There’s little doubt that all of us have heard the notion that poor behavior by juniors, regardless of their chosen sport— basketball, soccer, tennis, squash to name a few—is a reflection of their parents and how they’ve handled it. Needless to say, kids who pitch fits on the playing field or court probably haven’t suffered sufficient consequences for their actions to make them stop.
The counter to that, however, is when we can learn something from our kids by really watching them compete. It’s easy to spot the kids who give it everything they have in the games they play. They are usually the ones who are really intense, don’t quit running after a player who has blown by them on the court or field, and continually chase balls down that are seemingly out of reach.
My daughter would be one of those. As a soccer player, though admittedly not playing at the “premier” level, in part because competitive cheer is her chosen sport, she is a relentless defender. This past season she was given the opportunity to play midfield for the first time and flourished, doing things with the ball I didn’t know she could, and developing a depth of understanding of the game that was fun to watch.
In cheer, my daughter never stops practicing. Whether tumbling (she takes private lessons whenever possible), dance, jumps, or stunts, she works on it almost 24/7. YouTube has become a tool for not only watching what other athletes and teams are doing, but to improve her own skills as well.
This winter she’s jumped back into gymnastics just because she loves to tumble and it’s a high school sport. The quality and difficulty level is far from what we are accustomed to seeing in the Olympics, but it is still an avenue to tumble and represent her high school.

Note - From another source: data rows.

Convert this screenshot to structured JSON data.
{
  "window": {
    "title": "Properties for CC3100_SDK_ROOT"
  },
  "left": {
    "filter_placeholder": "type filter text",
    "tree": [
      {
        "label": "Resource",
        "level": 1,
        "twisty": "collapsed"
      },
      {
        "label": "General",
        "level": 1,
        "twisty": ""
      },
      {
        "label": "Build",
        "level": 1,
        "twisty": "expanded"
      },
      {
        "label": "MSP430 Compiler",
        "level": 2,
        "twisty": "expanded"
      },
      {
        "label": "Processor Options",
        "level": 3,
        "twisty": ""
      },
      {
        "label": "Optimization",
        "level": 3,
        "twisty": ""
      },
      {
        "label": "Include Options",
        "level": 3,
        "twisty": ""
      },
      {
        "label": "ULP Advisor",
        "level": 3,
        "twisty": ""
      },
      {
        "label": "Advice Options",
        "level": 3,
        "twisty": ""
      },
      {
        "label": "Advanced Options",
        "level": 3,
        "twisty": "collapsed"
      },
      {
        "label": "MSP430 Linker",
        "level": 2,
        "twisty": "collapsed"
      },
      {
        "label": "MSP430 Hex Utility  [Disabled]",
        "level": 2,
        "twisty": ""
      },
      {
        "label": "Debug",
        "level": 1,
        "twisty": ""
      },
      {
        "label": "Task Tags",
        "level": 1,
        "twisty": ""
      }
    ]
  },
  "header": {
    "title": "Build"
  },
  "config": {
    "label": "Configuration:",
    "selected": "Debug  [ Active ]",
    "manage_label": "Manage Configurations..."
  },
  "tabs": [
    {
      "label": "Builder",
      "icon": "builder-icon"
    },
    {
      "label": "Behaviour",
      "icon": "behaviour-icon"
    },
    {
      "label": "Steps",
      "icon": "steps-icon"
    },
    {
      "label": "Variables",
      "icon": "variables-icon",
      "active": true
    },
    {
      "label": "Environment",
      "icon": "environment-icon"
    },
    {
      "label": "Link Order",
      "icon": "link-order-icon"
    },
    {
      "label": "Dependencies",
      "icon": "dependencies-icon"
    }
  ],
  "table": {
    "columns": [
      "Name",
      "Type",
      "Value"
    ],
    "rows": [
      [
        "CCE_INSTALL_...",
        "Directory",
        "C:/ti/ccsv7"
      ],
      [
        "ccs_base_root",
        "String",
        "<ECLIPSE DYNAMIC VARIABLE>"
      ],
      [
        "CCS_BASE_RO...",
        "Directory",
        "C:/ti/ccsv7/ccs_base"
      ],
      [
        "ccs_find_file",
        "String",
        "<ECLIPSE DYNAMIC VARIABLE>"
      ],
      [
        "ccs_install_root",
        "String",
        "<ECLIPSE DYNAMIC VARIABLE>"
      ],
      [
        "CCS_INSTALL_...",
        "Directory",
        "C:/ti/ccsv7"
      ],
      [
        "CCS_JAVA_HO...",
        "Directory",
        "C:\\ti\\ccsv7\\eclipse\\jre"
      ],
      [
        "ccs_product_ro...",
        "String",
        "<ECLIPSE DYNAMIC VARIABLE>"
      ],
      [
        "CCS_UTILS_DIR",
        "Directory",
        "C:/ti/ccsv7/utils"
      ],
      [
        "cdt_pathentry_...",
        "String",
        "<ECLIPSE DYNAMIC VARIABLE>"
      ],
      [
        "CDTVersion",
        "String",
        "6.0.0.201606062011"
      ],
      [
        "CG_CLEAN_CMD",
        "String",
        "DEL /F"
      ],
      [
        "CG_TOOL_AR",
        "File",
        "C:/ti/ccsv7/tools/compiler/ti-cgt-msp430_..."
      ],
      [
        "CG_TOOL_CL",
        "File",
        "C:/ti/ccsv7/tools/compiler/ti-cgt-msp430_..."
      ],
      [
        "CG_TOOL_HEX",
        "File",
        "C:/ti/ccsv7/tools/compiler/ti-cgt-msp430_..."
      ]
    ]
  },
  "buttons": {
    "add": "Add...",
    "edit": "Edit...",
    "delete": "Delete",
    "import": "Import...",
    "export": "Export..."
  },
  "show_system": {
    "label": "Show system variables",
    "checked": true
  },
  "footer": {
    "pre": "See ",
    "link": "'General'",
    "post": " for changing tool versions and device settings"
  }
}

All of this is great, and I love watching and rooting her on. And for those of you who have seen me with camera in hand at squash tournaments, you can imagine how many pictures I took at soccer games this fall. What stood out to me were not the athletic moves being made all over the field by every player. No, what I couldn’t help notice was how much fun my daughter was having. Her smile is infectious, and all the more so in a competitive atmosphere like soccer and gymnastics (I leave out cheer because, well, it’s kinda mandatory for the girls and boys to smile all the time).
Don’t get me wrong. My daughter plays soccer with an intense desire to do her best and make life miserable for the forwards and midfielders trying to outplay her. She does the same in cheer, training hard and competing through aches and pains. But she plays that way because she loves it.
When she steals a ball and passes it up field, she smiles afterward. When she gets knocked to the ground, it’s normal to see her do a backward roll out of it, almost laughing, and get herself right back into the mix without missing a beat.
It’s a constant reminder of why we play the games. They are fun, plain and simple. Yes, squash provides an awesome workout. And Yes, I love to compete. But behind those benefits is the fun factor.
A friend once said to me, after I asked him how he was doing: “Any day that I play squash is a great day!” Perhaps I was too young to appreciate that statement (I was in my 30’s) or just didn’t quite grasp his point, but he was absolutely right.
So while I’ve suggested in the past that we check in with our kids to make sure they’re playing the games they play because they want to and enjoy them, sometimes we can just watch them and realize there’s no need to ask.
Can we say the same about ourselves? I know I can.